I hope to see many of you at the cell symposium this month. If you receive this blog and will be coming to the event, I’d love to greet you during the symposium. One of the pastors I’m looking forward to meeting for the first time is Dion Robert, founder and pastor of the Works and Mission Baptist Church. If you’ll look at Dion Robert’s bio on the cell symposium website, it says,
“CWMI is a cell church that gathers over 185,000 in cell groups weekly.” Wow.
I’m thrilled that I will drive with Dion from Dallas to Waco. Ralph Neighbour wrote yesterday, “Jim Lassiter will pick you up at DFW and bring you down along with Dion Robert.” I’m going to pepper Dion with lots of questions because my knowledge of his church is dated. The last time I wrote about his church was nine years ago in an article entitled “Ten Largest Cell Churches.” I wrote:

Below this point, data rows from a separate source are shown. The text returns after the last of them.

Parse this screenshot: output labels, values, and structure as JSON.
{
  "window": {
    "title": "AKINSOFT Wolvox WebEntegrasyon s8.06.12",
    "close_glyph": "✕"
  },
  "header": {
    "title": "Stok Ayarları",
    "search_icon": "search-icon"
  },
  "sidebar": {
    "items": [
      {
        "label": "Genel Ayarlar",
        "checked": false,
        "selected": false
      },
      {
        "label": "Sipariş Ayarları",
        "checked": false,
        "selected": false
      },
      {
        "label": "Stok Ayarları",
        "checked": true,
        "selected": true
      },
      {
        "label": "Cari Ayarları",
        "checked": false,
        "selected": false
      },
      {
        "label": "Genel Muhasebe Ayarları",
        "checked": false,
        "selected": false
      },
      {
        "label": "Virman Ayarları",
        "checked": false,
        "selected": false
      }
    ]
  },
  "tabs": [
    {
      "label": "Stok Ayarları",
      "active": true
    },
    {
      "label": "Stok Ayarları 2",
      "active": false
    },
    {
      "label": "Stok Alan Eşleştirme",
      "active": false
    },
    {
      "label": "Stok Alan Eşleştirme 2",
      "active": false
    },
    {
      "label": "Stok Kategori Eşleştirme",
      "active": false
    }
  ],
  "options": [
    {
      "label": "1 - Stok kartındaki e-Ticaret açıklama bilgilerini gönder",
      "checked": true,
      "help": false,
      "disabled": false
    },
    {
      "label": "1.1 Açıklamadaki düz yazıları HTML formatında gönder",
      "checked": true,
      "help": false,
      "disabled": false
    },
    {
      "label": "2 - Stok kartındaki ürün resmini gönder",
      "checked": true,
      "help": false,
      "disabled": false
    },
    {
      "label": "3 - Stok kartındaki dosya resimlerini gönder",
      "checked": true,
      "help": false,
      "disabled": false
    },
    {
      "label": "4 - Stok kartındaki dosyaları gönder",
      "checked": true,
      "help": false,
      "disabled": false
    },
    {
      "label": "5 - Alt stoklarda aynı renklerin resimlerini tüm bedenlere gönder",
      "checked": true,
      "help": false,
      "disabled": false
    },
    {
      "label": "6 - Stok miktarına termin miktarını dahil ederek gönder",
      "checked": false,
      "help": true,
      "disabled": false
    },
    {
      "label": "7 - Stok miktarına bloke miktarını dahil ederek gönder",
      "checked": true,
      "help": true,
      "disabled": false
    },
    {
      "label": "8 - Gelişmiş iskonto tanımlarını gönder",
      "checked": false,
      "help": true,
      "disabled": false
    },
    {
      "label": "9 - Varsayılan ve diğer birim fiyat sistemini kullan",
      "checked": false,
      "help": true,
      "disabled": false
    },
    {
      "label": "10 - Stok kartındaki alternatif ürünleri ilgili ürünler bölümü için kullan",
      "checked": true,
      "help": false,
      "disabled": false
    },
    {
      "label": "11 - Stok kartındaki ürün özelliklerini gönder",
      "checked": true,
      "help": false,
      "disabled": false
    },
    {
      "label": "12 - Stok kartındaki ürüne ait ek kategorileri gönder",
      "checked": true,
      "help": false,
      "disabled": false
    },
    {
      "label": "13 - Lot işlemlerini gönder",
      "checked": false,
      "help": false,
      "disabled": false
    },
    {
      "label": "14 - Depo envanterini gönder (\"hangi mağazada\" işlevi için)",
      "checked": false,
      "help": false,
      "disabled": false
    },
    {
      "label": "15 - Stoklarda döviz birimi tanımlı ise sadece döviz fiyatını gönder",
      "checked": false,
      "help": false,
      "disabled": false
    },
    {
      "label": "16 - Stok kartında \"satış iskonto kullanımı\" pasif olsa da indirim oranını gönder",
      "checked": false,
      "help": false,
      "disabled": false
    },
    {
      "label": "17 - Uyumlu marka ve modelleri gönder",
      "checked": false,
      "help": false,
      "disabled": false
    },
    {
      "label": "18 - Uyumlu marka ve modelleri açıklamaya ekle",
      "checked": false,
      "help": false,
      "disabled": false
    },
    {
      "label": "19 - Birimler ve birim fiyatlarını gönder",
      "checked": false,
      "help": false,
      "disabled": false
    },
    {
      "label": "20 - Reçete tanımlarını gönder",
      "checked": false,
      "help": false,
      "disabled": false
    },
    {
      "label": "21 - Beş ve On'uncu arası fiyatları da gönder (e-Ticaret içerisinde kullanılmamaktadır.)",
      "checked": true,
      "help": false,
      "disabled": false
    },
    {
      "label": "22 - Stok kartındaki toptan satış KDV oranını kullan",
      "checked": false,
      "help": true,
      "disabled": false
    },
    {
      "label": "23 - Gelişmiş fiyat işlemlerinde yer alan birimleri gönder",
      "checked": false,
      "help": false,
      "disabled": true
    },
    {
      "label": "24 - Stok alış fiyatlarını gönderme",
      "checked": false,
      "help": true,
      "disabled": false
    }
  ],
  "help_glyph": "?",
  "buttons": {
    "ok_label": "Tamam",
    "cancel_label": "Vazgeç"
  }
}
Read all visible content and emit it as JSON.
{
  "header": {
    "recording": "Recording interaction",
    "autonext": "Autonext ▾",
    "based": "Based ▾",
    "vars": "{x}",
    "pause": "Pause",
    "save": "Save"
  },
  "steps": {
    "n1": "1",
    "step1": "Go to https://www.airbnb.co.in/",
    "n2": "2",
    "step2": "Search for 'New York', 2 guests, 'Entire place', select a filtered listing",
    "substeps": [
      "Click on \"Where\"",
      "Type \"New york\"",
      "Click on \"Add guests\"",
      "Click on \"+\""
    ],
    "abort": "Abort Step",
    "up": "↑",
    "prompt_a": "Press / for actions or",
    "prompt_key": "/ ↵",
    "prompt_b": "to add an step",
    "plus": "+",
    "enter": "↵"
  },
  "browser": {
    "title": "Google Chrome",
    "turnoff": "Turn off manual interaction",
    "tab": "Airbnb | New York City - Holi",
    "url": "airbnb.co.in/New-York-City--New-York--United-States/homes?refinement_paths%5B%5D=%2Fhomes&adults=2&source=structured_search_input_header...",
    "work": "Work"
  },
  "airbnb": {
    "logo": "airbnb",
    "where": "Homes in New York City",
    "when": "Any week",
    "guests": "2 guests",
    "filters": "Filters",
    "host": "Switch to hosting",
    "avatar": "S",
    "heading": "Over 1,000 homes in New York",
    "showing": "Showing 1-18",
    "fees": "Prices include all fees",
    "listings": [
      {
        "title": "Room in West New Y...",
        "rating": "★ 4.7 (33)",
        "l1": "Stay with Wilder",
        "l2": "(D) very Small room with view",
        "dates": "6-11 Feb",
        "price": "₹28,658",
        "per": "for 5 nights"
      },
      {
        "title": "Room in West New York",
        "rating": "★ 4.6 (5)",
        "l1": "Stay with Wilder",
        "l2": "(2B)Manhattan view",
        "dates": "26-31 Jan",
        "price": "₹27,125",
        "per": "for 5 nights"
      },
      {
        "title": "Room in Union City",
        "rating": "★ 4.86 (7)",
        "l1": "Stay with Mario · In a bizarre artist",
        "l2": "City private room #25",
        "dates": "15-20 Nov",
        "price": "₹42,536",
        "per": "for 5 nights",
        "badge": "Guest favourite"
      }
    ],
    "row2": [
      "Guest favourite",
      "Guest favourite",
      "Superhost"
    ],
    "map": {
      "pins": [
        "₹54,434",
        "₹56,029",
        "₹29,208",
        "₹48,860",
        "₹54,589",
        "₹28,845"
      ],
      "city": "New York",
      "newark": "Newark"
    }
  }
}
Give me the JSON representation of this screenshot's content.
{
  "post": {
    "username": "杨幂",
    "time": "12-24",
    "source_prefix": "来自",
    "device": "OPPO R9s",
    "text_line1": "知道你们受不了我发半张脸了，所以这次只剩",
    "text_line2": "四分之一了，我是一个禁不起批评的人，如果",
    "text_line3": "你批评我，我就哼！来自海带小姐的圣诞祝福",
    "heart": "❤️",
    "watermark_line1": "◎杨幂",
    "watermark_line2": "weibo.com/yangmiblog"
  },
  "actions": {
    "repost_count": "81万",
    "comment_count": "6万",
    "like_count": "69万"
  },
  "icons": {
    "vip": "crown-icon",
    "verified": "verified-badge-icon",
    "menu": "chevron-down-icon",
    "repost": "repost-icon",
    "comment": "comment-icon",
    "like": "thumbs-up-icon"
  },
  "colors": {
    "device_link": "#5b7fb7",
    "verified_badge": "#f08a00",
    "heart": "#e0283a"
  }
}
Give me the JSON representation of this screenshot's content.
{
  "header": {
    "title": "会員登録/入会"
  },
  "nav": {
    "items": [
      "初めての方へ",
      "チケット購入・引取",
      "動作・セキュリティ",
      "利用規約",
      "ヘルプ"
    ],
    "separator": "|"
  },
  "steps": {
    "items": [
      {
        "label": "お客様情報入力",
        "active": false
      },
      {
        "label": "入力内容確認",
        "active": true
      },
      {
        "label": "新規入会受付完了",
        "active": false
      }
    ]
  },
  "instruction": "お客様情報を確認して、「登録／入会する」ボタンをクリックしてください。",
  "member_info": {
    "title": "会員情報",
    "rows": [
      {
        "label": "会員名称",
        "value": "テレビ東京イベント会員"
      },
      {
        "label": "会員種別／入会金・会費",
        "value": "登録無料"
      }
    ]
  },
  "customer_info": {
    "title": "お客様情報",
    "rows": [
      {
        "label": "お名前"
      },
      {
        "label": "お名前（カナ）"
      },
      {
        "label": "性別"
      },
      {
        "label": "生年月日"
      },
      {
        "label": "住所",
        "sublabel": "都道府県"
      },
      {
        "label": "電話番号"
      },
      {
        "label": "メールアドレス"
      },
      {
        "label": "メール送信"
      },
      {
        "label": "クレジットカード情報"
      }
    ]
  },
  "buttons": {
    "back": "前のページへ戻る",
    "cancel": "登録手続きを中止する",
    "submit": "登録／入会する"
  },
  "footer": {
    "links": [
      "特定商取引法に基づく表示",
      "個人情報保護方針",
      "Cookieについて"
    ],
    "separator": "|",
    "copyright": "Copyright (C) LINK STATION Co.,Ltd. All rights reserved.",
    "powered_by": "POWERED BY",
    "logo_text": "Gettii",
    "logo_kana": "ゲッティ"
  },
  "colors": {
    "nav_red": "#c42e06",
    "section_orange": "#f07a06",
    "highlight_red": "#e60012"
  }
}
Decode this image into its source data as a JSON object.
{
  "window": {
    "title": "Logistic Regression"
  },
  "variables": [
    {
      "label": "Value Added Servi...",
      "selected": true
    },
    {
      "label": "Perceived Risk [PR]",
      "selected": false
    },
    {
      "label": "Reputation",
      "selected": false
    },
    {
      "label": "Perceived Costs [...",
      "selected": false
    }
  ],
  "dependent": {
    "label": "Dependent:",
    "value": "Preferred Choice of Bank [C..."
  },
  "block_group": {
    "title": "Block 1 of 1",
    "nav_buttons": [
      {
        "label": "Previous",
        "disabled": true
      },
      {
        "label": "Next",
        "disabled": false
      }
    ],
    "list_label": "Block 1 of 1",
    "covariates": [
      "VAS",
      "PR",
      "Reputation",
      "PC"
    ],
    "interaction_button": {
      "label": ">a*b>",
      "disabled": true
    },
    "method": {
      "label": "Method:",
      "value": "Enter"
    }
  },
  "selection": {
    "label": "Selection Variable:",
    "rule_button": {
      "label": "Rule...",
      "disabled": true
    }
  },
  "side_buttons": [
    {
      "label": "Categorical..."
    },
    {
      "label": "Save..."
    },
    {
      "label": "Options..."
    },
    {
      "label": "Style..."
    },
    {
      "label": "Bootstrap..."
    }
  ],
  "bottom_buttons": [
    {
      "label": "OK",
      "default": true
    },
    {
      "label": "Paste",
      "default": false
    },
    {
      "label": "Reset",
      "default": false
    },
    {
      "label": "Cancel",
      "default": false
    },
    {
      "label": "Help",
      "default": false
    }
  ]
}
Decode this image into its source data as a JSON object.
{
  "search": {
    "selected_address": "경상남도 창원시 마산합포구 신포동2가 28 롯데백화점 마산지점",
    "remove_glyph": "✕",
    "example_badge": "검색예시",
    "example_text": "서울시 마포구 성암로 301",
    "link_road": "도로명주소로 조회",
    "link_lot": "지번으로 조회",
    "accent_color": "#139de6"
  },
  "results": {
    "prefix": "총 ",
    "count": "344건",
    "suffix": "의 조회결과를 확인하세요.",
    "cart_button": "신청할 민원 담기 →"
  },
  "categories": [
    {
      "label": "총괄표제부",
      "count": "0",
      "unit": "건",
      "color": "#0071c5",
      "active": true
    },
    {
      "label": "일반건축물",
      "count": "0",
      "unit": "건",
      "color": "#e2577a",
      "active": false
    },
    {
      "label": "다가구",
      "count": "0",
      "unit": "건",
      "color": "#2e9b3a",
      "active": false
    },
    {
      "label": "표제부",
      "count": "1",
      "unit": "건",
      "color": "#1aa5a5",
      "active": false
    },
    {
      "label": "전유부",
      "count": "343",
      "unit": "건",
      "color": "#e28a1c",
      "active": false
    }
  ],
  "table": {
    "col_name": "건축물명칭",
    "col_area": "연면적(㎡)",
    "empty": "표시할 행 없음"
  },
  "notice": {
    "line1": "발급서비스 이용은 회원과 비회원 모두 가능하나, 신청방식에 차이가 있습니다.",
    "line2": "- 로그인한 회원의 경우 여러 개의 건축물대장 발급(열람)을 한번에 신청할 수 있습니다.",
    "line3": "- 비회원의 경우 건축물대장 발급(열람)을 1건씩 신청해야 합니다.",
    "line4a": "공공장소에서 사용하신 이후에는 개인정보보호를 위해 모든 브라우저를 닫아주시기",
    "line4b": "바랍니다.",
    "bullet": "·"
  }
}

The celebration event in the mother church attracts some 6,000 worshippers each Sunday. However, the Works and Mission Baptist Church has 56 local satellite churches in the capital city of Abidjan alone and many more throughout the country. A total of 18,000 cells (14,000 adult cells and about 4,000 children’s cells) form the basis of the church. There is one system of government and administration from the smallest cell in France to the Temple in Abidjan. All reports, accountability, etc. filter back to the mother church. The local churches are not independent. Each local church has exactly the same departmental structure and ultimately report back to Abidjan. Les Brickman, who did his doctoral dissertation at Regent University on the Works and Mission Baptist Church says, “This church has experienced quantitative and qualitative growth since its inception in 1975. With over 150,000 members worldwide, it has proven to be successful in the context of both African and non-African culture, having planted churches in 34% of current African nations as well as in Europe and North America.”
If you’d like to find out more about Robert’s church, buy Les Brickman book entitled Preparing the 21st Century Church. As mentioned above, Brickman earned his doctoral degree studying this great church.
p.s.: My daughter Sarah and I travel on Wednesday to Monterrey, Mexico to participate in the Cell Church Missions Network meeting. The goal of CCMN is to promote cell church missions in Latin America and beyond. Mario Vega, Ralph Neighbour, Ben Wong, and others will also be attending. I’ll tell you about it in next week’s blog.